3 See Berlitz Investment Corp. v. Stefan Tinculescu, WIPO Case No. D2003-0465, where it is established: “the panel finds that as a result of the default, Respondent has failed to rebut any of the factual assertions that are made and supported by evidence submitted by Complainant. The panel does not, however, draw any inferences from the default other than those that have been established or can fairly be inferred from the facts presented by Complainant and that, as a result of the default, have not been rebutted by any contrary assertions or evidence”.
4 See INTOCAST AG v. Lee Daeyoon, WIPO Case No. D2000-1467: “For methodical reasons it is very hard for the Complainant to actually prove that Respondent does not have rights or legitimate interests in respect of the domain name, since there is no strict logical means of verifying that a fact is not given […] Many legal systems therefore rely on the principle negativa non sunt probanda. If a rule contains a negative element it is generally understood to be sufficient that the complainant, by asserting that the negative element is not given, provides prima facie evidence for this negative fact. The burden of proof then shifts to the respondent to rebut the complainant’s assertion”. See also Facebook, Inc. v. Majid Karimian Ghannad, WIPO Case No. DIR2009-0001 and EPSON Europe BV for and on behalf of Seiko EPSON Corporation v. Hasan Fefelian, WIPO Case No. DIR2010-0002.
5 Unlike the UDRP, under the Policy it is enough to establish bad faith registration or use, not both.
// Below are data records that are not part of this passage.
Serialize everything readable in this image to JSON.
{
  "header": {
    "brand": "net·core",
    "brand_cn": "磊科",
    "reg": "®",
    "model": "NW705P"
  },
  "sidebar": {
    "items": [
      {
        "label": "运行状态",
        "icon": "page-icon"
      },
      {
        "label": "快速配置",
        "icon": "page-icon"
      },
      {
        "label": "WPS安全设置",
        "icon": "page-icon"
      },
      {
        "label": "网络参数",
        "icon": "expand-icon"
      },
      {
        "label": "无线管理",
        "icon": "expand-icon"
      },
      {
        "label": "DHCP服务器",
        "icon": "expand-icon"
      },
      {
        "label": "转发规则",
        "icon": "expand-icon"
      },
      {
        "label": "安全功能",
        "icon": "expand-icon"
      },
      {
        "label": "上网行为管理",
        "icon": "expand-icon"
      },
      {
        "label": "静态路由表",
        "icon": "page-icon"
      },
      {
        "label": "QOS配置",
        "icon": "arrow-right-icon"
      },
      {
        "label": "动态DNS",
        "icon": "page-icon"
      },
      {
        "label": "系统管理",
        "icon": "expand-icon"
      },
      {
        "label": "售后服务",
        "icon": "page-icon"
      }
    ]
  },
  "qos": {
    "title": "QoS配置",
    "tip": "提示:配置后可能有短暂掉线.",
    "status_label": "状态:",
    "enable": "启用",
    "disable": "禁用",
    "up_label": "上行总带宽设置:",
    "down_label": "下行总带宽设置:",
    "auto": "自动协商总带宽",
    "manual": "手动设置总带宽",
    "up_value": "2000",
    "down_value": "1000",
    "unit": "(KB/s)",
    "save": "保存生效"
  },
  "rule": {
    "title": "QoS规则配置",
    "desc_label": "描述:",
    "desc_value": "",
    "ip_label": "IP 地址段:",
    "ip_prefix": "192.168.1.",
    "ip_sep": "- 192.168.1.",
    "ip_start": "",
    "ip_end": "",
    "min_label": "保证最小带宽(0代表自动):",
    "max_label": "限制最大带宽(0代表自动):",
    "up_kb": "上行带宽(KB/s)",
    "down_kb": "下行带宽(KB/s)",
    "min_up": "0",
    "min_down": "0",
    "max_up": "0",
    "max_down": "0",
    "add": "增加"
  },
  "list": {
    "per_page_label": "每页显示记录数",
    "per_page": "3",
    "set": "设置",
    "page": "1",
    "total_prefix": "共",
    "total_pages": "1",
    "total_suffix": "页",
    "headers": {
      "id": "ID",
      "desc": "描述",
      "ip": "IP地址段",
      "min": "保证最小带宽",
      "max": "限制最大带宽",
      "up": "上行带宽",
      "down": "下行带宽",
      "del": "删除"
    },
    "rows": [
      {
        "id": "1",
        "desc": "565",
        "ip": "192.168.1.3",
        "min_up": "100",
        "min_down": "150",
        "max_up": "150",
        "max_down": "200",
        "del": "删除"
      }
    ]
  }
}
7 See Amazon.com, Inc. v. Steven Newman a/k/a Jill Wasserstein a/k/a Pluto Newman, WIPO Case No. D2006-0517: “It is well settled under the Policy that the practice of typosquatting, in and of itself, constitutes bad faith registration”. See also Go Daddy Software, Inc. v. Daniel Hadani, WIPO Case No. D2002-0568: “Typosquatting is virtually per se registration and use in bad faith”.